"Your mind goes, 'Oh, not this crap again,'" Willie Cauley-Stein said of this Kentucky team's aversion to adversity.
But Alex Poythress answered the call with a three-pointer from the left corner. It was his first three since Feb. 18 and only the second since Feb. 1.
Another stroke of luck like Randle's winning put-back against LSU on Feb. 22? Perhaps. But it steadied Kentucky.
"Oh, I'm confident any time I shoot a three," Poythress said. "My team needed me."
A rejuvenated Cauley-Stein anchored a defense that limited LSU to two baskets over the next 31/2 minutes.
The coast was clear for Kentucky (23-9) to play the winner of Friday night's Georgia-Mississippi game in Saturday's semifinals.
"We've been through adversity all season," said Randle, who shook off poor shooting to score 17 points and equal a career high of 16 rebounds. "It was kind of time for us to grow up, man up and just fight through that adversity."
James Young, who led UK with 21 points, distilled the talk of a "tweak" as nothing more than the coaches giving the players more freedom.
"We didn't run as many plays because we had to get easy baskets," he said. "... Just playing basketball, something we should have been doing for a while, and something we're going to do from here on out."
Johnny O'Bryant led the Tigers with 18 points. He also grabbed seven rebounds. Jordan Mickey added 12 points and 13 rebounds. Former Kentucky Mr. Basketball Anthony Hickey made only one of seven shots and scored three points.
As in the first two meetings, LSU got off to a good start. Shavon Coleman's two three-pointers prompted a Kentucky timeout 61 seconds after the tip.
Making nine of its first 11 shots, LSU extended the lead to 22-14 with 12:53 left.
Then Kentucky went on a 23-3 run. Young and Cauley-Stein led the way. During the breakout, Young scored seven of his first-half 17 points (more than he'd had in 19 previous games this season). Cauley-Stein contributed two baskets and loomed large as a defensive presence. His three blocks at halftime were more than he'd had in any of the four most recent games.
LSU made only two of 13 shots in a nine-minute stretch.
Jon Hood suggested Cauley-Stein's play (eight points, six rebounds and six blocks) was an accurate gauge on a Kentucky performance.

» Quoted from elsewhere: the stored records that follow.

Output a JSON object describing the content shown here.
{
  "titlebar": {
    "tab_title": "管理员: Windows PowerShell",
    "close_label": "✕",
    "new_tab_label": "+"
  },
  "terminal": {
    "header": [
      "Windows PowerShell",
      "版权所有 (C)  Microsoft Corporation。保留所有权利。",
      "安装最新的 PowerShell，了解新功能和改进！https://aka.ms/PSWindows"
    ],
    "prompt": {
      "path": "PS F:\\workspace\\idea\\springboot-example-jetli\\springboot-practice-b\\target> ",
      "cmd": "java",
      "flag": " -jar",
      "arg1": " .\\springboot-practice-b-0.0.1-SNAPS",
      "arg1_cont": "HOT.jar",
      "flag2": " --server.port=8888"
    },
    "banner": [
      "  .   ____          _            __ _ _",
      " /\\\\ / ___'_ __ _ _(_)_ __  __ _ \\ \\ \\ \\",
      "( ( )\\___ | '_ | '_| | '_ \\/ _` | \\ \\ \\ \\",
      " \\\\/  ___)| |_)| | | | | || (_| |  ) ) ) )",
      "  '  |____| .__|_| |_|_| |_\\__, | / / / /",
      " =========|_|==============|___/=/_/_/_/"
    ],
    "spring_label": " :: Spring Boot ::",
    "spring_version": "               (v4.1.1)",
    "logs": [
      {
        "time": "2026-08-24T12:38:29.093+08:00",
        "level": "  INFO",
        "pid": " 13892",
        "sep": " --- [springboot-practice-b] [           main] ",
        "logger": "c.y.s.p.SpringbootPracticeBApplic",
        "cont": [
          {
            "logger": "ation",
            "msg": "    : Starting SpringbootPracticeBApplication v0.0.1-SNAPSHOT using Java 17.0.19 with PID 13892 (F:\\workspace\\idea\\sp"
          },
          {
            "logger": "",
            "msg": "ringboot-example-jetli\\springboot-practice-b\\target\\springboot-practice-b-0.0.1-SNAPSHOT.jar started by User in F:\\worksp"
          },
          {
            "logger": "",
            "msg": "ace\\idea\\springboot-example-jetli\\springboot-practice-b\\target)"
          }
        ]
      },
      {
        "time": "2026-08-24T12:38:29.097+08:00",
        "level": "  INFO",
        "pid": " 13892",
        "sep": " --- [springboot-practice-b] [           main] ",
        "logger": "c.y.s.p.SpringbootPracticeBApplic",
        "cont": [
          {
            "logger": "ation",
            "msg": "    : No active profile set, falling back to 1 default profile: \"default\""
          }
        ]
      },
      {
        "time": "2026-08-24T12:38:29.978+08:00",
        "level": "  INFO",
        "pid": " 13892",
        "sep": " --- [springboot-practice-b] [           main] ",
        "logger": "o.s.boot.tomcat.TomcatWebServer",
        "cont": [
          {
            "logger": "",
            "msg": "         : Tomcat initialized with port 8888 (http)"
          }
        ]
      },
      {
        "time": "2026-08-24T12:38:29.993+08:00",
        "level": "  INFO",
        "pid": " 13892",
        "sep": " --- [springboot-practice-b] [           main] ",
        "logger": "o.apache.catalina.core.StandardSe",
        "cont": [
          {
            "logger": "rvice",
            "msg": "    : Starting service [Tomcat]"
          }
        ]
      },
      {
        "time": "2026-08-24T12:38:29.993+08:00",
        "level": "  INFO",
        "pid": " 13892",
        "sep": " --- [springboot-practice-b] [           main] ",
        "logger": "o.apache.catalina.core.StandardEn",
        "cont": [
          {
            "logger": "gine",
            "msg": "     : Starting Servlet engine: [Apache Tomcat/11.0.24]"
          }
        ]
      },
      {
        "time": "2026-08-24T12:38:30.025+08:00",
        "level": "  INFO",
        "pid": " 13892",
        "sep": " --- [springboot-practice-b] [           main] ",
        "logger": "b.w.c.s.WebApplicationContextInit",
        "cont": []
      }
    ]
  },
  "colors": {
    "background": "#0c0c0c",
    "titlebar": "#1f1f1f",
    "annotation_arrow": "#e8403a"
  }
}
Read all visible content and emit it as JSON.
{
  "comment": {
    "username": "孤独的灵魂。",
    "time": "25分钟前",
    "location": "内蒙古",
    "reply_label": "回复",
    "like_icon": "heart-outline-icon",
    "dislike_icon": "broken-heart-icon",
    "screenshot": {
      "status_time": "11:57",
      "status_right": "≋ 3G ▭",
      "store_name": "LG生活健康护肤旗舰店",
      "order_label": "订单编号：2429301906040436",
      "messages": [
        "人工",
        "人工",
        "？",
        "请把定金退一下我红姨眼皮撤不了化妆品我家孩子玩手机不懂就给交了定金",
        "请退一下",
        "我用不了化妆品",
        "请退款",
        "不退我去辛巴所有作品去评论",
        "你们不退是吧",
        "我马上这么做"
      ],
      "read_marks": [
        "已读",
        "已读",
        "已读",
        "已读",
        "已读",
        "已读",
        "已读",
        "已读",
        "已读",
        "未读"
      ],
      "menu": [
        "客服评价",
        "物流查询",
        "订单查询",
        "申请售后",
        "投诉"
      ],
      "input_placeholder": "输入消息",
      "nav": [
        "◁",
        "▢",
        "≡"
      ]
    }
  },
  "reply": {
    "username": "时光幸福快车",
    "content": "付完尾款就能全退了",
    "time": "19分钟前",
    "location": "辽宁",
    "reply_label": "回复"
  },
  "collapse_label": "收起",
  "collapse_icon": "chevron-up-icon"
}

"He plays well," Hood said, "we play well."
Maybe most encouraging, Kentucky led 42-32 at halftime (its largest lead at intermission since a 42-25 advantage at Ole Miss on Feb. 18) without much offense from its leading scorer. Randle missed his first six shots (making him six of 25 against LSU this season) before his only first-half basket: a put-back with two minutes left.
"Dude, it's ridiculous," Randle said of four-for-12 shooting. "I've been missing shots I've made all my life. I've worked too hard for them not to fall eventually."
Randle noted LSU's interior size and muscle as a factor, but added, "Those are easy, easy, easy shots. I know eventually they will fall. I'm not worried about it."
A 25-17 rebounding advantage and only three turnovers in the first half more than compensated for Randle's quiet first half.
The second half opened smoothly for Kentucky. Cauley-Stein's flying fast-break dunk over Jarell Martin excited UK fans in the Georgia Dome. More importantly, it put the Cats ahead 49-33 with 17:06 left.
Then, inevitably it seemed, Kentucky suffered a lapse.
After scoring one basket in the half's first 4:26, LSU made four in fewer than 90 seconds. Two baskets in nine seconds — sandwiched around a UK turnover — reduced Kentucky's lead to 51-45 with 14:08 left.
LSU got as close as 52-49 on Andre Stringer's layup, which set up the test of how Kentucky would handle adversity.